Dr. Sarah Hunt, Assistant Professor, First Nations & Indigenous Studies/Geography, Institute for Critical Indigenous Studies, University of British Columbia

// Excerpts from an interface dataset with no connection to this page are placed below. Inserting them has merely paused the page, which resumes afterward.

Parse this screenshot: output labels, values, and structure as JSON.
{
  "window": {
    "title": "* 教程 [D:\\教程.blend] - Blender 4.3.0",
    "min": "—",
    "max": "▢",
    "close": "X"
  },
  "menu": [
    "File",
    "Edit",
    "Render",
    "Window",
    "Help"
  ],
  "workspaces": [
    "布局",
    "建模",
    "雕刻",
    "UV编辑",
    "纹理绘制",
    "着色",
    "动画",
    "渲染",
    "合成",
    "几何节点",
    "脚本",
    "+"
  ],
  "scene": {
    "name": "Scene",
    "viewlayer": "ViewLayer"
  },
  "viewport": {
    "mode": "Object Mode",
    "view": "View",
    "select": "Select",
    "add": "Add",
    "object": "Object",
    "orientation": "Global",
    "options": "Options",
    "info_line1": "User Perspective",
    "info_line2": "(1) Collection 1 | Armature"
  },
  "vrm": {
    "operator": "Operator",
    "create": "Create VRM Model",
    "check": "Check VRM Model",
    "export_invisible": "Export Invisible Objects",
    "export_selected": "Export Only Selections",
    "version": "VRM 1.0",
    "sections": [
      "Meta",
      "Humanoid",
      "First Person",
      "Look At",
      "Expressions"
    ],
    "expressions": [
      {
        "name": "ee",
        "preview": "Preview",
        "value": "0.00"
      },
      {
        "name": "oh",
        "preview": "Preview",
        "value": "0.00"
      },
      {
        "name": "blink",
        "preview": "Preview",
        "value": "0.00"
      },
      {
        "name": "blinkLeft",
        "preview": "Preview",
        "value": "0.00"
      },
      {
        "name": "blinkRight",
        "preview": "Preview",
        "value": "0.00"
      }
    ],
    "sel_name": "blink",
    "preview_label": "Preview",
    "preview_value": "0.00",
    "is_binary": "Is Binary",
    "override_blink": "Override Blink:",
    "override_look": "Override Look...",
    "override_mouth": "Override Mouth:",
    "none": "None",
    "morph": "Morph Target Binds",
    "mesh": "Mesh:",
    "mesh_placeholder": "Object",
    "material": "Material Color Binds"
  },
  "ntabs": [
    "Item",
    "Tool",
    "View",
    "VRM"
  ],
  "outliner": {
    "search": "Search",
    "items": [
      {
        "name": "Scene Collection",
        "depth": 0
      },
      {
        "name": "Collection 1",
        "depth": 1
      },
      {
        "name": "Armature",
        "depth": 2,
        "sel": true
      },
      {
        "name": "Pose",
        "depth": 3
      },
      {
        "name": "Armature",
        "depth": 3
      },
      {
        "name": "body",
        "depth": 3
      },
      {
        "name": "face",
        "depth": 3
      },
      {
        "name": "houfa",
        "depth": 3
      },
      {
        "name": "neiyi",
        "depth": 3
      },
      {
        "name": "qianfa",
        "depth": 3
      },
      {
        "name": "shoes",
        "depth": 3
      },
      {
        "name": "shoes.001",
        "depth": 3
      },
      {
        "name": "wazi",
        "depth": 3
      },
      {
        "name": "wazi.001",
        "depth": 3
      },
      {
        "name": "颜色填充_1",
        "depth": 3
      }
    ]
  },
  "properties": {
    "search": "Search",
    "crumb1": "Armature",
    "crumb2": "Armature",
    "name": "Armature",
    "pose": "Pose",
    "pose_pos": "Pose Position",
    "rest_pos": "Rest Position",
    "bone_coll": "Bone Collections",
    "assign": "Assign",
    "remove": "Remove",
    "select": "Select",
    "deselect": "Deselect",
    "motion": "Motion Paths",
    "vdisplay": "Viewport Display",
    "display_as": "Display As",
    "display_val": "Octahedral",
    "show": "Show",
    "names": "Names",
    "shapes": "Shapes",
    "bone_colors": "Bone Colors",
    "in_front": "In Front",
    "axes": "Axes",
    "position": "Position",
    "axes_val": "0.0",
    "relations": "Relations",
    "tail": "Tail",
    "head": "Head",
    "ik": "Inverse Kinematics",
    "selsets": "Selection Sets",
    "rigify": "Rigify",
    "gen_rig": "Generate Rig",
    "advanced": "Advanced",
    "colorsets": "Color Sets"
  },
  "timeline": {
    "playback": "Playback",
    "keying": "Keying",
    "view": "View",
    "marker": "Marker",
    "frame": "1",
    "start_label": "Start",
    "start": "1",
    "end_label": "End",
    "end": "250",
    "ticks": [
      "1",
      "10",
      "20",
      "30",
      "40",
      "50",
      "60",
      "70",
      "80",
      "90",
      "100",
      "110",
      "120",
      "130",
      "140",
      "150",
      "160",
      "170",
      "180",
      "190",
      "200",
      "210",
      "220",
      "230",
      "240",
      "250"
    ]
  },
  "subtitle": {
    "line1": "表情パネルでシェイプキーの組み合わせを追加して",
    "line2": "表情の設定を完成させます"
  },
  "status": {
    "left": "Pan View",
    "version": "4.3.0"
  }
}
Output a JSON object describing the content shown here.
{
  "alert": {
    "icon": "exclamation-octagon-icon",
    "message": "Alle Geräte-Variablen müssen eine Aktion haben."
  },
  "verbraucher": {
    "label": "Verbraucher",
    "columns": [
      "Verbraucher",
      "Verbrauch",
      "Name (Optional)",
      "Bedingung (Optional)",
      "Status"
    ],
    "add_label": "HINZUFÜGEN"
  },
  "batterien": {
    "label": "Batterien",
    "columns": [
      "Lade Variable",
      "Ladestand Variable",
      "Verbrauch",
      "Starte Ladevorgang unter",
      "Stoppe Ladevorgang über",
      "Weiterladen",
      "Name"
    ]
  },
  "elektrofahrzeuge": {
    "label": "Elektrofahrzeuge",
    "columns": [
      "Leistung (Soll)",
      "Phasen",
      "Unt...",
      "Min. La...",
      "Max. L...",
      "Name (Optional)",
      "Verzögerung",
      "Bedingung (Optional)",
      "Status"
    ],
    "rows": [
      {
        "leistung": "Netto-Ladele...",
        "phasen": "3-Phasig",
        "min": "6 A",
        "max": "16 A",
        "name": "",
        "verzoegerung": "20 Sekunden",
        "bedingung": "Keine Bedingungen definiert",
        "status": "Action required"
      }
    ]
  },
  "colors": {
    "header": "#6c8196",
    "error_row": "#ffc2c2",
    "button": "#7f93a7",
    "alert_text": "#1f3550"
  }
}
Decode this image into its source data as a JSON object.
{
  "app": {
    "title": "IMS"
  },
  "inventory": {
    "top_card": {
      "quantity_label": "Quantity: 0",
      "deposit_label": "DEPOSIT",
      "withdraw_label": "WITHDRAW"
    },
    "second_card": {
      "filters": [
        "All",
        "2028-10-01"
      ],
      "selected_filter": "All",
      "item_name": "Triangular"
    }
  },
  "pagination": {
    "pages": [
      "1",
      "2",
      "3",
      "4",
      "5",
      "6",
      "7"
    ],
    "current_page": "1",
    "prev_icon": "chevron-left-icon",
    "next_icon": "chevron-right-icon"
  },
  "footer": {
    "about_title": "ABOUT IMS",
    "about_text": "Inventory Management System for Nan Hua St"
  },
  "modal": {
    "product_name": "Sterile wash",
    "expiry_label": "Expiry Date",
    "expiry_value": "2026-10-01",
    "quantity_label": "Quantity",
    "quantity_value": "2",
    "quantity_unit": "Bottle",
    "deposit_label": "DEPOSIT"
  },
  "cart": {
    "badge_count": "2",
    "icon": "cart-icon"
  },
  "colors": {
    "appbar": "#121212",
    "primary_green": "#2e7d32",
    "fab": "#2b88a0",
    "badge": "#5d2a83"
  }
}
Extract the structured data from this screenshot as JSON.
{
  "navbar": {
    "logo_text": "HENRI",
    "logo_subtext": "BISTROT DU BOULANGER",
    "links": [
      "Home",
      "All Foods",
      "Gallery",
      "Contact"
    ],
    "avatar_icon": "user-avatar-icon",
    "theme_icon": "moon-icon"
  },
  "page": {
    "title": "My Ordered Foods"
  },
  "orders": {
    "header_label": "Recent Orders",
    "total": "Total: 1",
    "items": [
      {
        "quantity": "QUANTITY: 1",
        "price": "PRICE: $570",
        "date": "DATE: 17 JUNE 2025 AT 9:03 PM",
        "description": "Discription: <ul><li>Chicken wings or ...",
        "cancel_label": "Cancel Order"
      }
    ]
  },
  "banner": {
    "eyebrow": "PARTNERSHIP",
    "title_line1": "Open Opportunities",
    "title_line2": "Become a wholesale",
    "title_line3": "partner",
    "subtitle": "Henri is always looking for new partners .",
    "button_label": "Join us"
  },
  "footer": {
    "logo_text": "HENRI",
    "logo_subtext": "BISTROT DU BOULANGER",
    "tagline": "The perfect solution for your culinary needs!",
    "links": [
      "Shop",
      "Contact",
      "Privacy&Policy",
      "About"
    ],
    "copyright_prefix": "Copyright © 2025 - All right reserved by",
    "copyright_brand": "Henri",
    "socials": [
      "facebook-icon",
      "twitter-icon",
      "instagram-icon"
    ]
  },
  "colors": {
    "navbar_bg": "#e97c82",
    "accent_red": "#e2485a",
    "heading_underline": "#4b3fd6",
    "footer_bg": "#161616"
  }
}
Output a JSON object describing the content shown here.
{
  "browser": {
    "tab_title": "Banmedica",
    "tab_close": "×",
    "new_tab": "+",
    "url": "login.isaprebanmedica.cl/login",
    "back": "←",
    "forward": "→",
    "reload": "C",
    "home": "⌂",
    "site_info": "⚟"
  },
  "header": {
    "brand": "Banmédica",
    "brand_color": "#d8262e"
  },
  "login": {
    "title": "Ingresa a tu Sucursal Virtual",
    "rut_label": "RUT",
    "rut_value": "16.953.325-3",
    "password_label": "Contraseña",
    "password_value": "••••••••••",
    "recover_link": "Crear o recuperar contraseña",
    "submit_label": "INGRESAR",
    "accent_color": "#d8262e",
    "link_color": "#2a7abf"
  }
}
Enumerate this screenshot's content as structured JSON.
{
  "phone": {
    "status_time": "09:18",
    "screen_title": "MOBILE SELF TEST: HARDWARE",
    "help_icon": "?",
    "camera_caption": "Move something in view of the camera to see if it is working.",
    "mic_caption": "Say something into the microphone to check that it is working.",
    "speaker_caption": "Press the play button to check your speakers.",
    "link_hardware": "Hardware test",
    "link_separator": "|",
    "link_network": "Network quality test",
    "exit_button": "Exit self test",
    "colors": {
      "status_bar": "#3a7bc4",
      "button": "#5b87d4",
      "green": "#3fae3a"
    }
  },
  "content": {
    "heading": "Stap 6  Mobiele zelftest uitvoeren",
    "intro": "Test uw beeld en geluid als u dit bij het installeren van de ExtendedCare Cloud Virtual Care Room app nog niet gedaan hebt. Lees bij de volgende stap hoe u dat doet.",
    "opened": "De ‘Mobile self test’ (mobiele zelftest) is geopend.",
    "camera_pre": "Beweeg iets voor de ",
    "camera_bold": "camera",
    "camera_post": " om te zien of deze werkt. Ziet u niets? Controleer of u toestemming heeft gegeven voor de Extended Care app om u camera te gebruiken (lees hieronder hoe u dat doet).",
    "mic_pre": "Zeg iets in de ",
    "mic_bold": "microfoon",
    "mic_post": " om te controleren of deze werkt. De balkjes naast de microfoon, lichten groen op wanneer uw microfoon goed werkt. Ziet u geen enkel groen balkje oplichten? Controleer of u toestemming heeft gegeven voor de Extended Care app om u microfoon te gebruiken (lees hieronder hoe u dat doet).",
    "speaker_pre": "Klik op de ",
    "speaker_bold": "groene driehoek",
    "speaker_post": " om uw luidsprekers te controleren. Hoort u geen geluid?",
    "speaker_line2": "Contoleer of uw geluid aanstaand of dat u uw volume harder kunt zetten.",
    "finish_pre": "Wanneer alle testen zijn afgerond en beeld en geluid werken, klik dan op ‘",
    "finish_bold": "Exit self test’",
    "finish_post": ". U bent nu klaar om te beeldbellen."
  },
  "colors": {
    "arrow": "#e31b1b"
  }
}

In recent years, the cultural, political and legal resurgence of Indigenous nations has taken shape through the actions of Indigenous people whose political consciousness arise from an orientation toward Indigenous, rather than colonial, law. These diverse expressions of Indigenous resurgence cannot be contained within colonially-delineated Indian reserves, but instead enact a network of territorial relations which together cover all of what is now known as Canada. Yet realities of gendered violence serve as a stark reminder of the urgent need to challenge colonially imposed divisions between public and private space, which continue to depoliticize and deprioritize much of the intimate work of decolonization. In this talk, I will discuss the relational nature of strategies of resurgence across diverse sites of decolonial thought/action and their potential to actively rupture what I call colonialscapes – the interrelated spatial rationales of terra nullius, the frontier and Indian reserves. Through a series of recent examples, I will explore the potential for multi-scalar activations of Indigenous territorial relations to create ruptures in colonialscape relations, actively resisting the closure of settlement.